By Lara Sheehi
Because tonight it’s not enough to sympathize and wear pins
They count everyone who doesn’t rise up as a win
Lying in bed we dream a thousand revolutionary plots
We’re fucking petrified to use the bit of power we got
“Sally”—Gods, Gays and Guns
Tick tock, the 100 days are on the clock.
And the time for splitting is now.
On 11/9, I witnessed what I had intuitively known;
what my Arab, woman, psychoanalytic clinician’s
heart knew well. The unconscious was alive and well.
And Freud echoed in my mind: there is no time in the
The Obama era made liberals complicit, while fascists, racists, homophobes, transphobes, sexists, classists, welled up with fear and fantasies of reclaiming their greatness once more. And here was Agent Orange with the key to the unconscious, unleashing a time capsule that, at least outwardly, remained just below the surface.
I sat there feeling what every brown and black person,
every disenfranchised sector of the USA, has known
and experienced consciously and unconsciously: Trump and this
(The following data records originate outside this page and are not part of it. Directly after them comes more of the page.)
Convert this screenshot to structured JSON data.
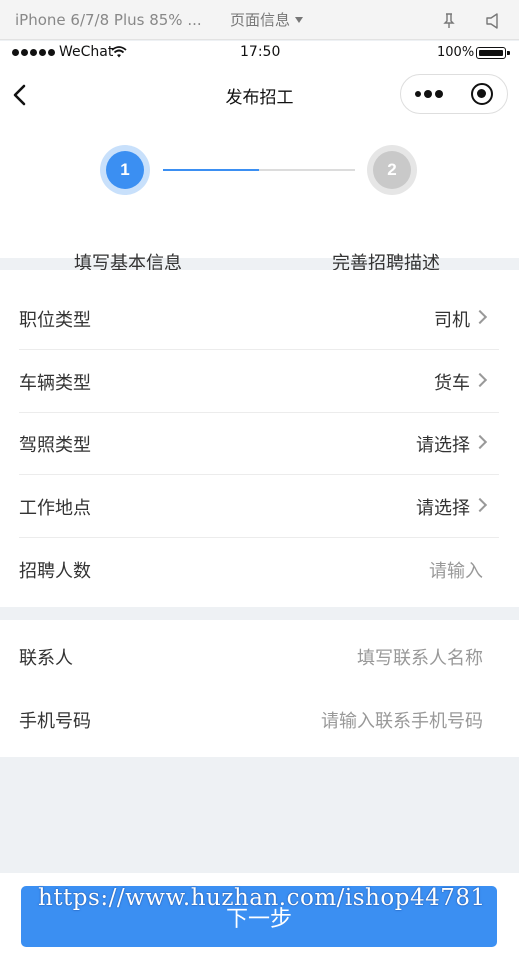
{
  "simulator": {
    "device": "iPhone 6/7/8 Plus 85% ...",
    "page_menu": "页面信息"
  },
  "status_bar": {
    "carrier": "WeChat",
    "time": "17:50",
    "battery": "100%"
  },
  "nav": {
    "title": "发布招工"
  },
  "steps": {
    "items": [
      {
        "number": "1",
        "label": "填写基本信息",
        "active": true
      },
      {
        "number": "2",
        "label": "完善招聘描述",
        "active": false
      }
    ],
    "progress": 0.5,
    "colors": {
      "active": "#3b8ff2",
      "active_ring": "#c8e0fb",
      "inactive": "#c9c9c9"
    }
  },
  "form": {
    "job_type": {
      "label": "职位类型",
      "value": "司机"
    },
    "vehicle_type": {
      "label": "车辆类型",
      "value": "货车"
    },
    "license_type": {
      "label": "驾照类型",
      "value": "请选择"
    },
    "work_location": {
      "label": "工作地点",
      "value": "请选择"
    },
    "headcount": {
      "label": "招聘人数",
      "placeholder": "请输入"
    },
    "contact": {
      "label": "联系人",
      "placeholder": "填写联系人名称"
    },
    "phone": {
      "label": "手机号码",
      "placeholder": "请输入联系手机号码"
    }
  },
  "footer": {
    "next_label": "下一步",
    "watermark": "https://www.huzhan.com/ishop44781"
  },
  "colors": {
    "primary": "#3b8ff2",
    "background": "#eef1f4"
  }
}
election did not create fascism. He mined it within his
base—stoked, galvanized, and capitalized on it.
Then he mobilized it: found white nationalist, racist and neo-Nazis to fill his cabinet seats; courted the Klan; made isolationist, nationalist promises; spoke of walls; enacted a Muslim ban; exposed endangered species to eradication; denied climate change; and “became Presidential overnight” by firing 59 Tomahawk missiles into Syria and dropped “the mother of all bombs” on Afghanistan. (For more)
Crimethinc., Emma, Bakunin, Kropotkin, all on my shelf.
yet the reality of fascism was somehow still surprising?
The Spencer’s of the world, unabashedly unveiling their
swastikas, their Pepes, their anti-Semitic venom, their
symbols of hate and fear mongering. Some say: surely
there are cries to belittle the rise of the Alt-Right;
most people, even Republicans, are against
them; they’re fringe. They’re but a few.
I searched deep and long within myself, within the pages of this 100-day project, with every piece that was written, calling on us to excavate and extend. Be magnanimous. Reach. Listen. Empathize. Like Sisyphus, however, I return to my conviction.
The time for splitting is now.
I am reminded of Kohlberg’s Heinz dilemma (1981). A child is asked to reason: is it wrong for a man to steal medicine from a Pharmacist to save his dying wife? The reasoning is key, but the underlying moral code is embedded within us all, betraying the capitalistic normativity within which we live, theorize, and even therapize. The dilemma is semantically posed to underscore stealing. The unspoken moral code implies an onus of guilt and shame on one who seizes the right to defy the capitalist normative order and subvert the sick, demented system that births such an abhorrent moral dilemma.
My call to embrace the urgency of splitting is a call
for radical subversiveness. It is a rallying and sobering
cry alerting us to the fascistic realities before us. The
reality of Klan and Nazis trolling the internet and patrolling
our campuses, neighborhoods, and parks, with batons, knives,
and sticks in hand. Normalizing modes of behavior and
language that we hurriedly whispered to ourselves were of a
different time and era. Shouts of “snowflakes” conjure
the Holocaust; Stars and Bars beckon Jim Crow.
Under the crush of fascism, splitting forfeits its pathology. It becomes our defense against normalization. A crude shield against anesthetization. A reminder of the staunch, unbending, uncowering, unflinching stances we should have taken time and again in history. Splitting fuels righteous rage that emboldens our solidarity with the Other, the oppressed and the disenfranchised. It reignites our resolve in a sea of disparity and demoralization.
In splitting, we leave no room for compromise. No
ignitable spark for racists, homophobes, transphobes,
anti-Semites, sexists, classists. Beyond the 100 days. Beyond
this fascistic reality and white nationalist presidency.
We close ranks. We resist. We rise in solidarity.